For illustrators, erasers are not only eradicators, but are valuable tools that can be used subtly or boldly to enhance the tonality in a drawing.

Kneaded Eraser
The kneaded eraser is primarily a tonal alteration tool. It is very effective at lightening an area of a drawing, and it can do this without any rubbing. And as erasers go it stands alone with this distinction. It’s putty like consistency allows it to be shaped for special situations. It can be formed into a point for delicate applications, or flattened to lighten a broad area, as need be. When it gets dirty it can be “kneaded” back into a clean state.

Special note: Other putty products I’ve seen used in place of a kneaded eraser, e.g., Sticky-Tack or Blu-Tack putty, although seemingly the same material, are more pliable and tacky. And, they will leave an oily stain on the paper surface.

© 2012 Don Arday.

Art Gum Eraser
It is easy to use up an entire art gum eraser on one drawing if it is the only eraser used. Art Gum erasers aren’t meant to last. They are designed not to harm the surface of paper, and they do this by crumbling apart. In fact you can split them with your fingernail. Therefore they are only light duty erasers.

Special note: Art gum erasers leave deposits on the surface of a drawing. So removing the residue from the surface should be done with care. I’ve seen drawings smudged by brushing the surface with the back of a hand to clear off art gum shavings.

© 2012 Don Arday.

Plastic Eraser
Plastic erasers have a very smooth surface and are relatively non-abrasive. They work best removing graphite from smooth surface papers. They tend to smudge pencil marks on rough surfaces and even drive the graphite into the paper fibers.

Special note: Often confused with vinyl erasers, plastic erasers are harder and less flexible. Also, plastic erasers harden and become more brittle over time, even more so than rubber erasers. The ones that contain colored dye can transfer some of the dye onto the paper surface if overused.

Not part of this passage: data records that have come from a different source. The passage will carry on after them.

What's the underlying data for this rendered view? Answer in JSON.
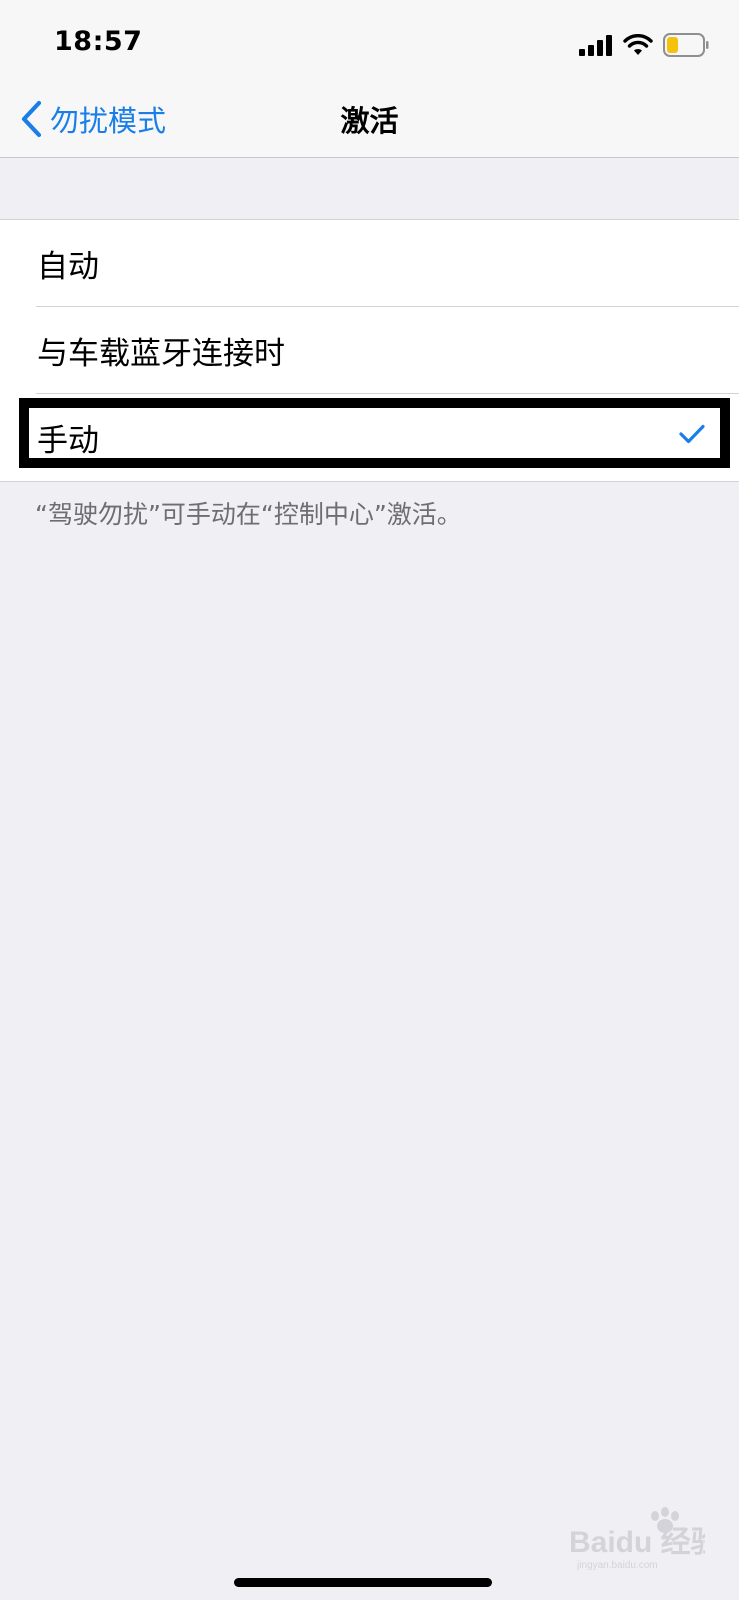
{
  "status_bar": {
    "time": "18:57",
    "icons": [
      "cellular-signal-icon",
      "wifi-icon",
      "battery-low-icon"
    ],
    "battery_color": "#f4c20d"
  },
  "nav": {
    "back_label": "勿扰模式",
    "title": "激活",
    "accent_color": "#1a7ee8"
  },
  "options": [
    {
      "label": "自动",
      "selected": false
    },
    {
      "label": "与车载蓝牙连接时",
      "selected": false
    },
    {
      "label": "手动",
      "selected": true
    }
  ],
  "footer_note": "“驾驶勿扰”可手动在“控制中心”激活。",
  "watermark": {
    "label": "Baidu 经验",
    "sub": "jingyan.baidu.com"
  }
}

© 2012 Don Arday.

Vinyl Eraser
A very good all purpose eraser, vinyl erasers are slightly rougher than plastic erasers and much more flexible. Because they generate a fair share of friction they can remove pencil marks completely, or smudge them for effects if need be.

Special note: The surface of vinyl erasers tends to get quite dirty, and can actually put smudge marks onto the paper surface instead of removing them. It is sometimes necessary to using a spare vinyl eraser to clean the one being used.

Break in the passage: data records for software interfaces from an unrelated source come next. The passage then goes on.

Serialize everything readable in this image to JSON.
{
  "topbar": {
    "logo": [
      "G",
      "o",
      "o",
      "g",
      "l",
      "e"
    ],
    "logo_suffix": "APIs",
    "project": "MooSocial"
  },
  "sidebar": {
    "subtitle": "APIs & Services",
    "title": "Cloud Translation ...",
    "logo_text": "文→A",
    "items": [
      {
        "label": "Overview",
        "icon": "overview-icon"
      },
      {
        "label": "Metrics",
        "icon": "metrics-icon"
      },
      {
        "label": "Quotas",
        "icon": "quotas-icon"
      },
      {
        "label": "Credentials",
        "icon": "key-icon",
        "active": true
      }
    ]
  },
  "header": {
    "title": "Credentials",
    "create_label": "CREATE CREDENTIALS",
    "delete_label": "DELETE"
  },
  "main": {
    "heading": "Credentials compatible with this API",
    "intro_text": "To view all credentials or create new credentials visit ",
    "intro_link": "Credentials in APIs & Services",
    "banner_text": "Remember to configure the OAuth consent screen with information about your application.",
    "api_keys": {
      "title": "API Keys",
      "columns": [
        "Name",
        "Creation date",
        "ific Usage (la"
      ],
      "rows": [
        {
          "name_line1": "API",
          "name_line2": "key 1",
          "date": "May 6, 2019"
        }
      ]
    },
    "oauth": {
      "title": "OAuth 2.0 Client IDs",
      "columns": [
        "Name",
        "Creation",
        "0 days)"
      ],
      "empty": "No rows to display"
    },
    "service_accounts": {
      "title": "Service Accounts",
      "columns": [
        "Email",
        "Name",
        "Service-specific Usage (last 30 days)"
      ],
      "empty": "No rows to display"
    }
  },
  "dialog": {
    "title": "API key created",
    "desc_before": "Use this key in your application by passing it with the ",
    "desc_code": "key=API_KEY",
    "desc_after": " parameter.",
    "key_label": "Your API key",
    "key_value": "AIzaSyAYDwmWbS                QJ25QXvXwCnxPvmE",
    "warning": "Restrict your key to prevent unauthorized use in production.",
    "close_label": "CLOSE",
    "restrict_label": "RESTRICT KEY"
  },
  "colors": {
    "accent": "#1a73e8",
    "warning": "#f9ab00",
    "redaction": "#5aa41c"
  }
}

© 2012 Don Arday.

Pink Pearl Eraser
Pink Pearl erasers fall into the class of rubber erasers, and are made out of natural or synthetic rubber. They are more abrasive than the other forms of erasers and are best used where aggressive erasing is needed. They work far better on rough surfaces than smooth ones. Ebony pencil, a laid surface paper, and a pink pearl make an excellent drawing combination.

Special note: Pink Pearls suffer from all of the other detriments mentioned above. They get dirty, leave reside, and dry out, and when dried out they can deposit dye.

© 2012 Don Arday.

Eraser Bag
An eraser bag or cleaning pad is a porous cloth bag filled with powdered eraser material. The eraser powder when deposited on paper and gently rubbed can remove light smudges and handprints from graphite drawings.

Special note: The eraser bag should be gently squeezed and shaken above the surface of the paper to deposit the powder on the surface. A soft cleanable cloth can then be used to wipe the smudges off. It is best not to use the bag itself. When the bag is used it gets dirty, and once it is dirty it cannot be cleaned or washed.

© 2012 Don Arday.

Non-Art Eraser

Magic Eraser
Not to be used as a drawing tool, the Mr. Clean® Magic Eraser is none-the-less a very useful tool for artists. It will remove graphite from the surfaces of objects that artists use in conjunction with their drawings, e.g., pencil cases, pencil handles, dirty erasers, drafting tables, etc. It’s very useful when managing the residual graphite that can contaminate a drawing.

Special note: The Magic Eraser uses a mild chemical abrasive to clean surfaces. The chemical can cause skin irritation for some people, and it can damage the surface of some materials, especially if it is used too aggressively. Although it doesn’t seem so, the Magic Eraser is actually a sanding sponge.

© 2012 Don Arday.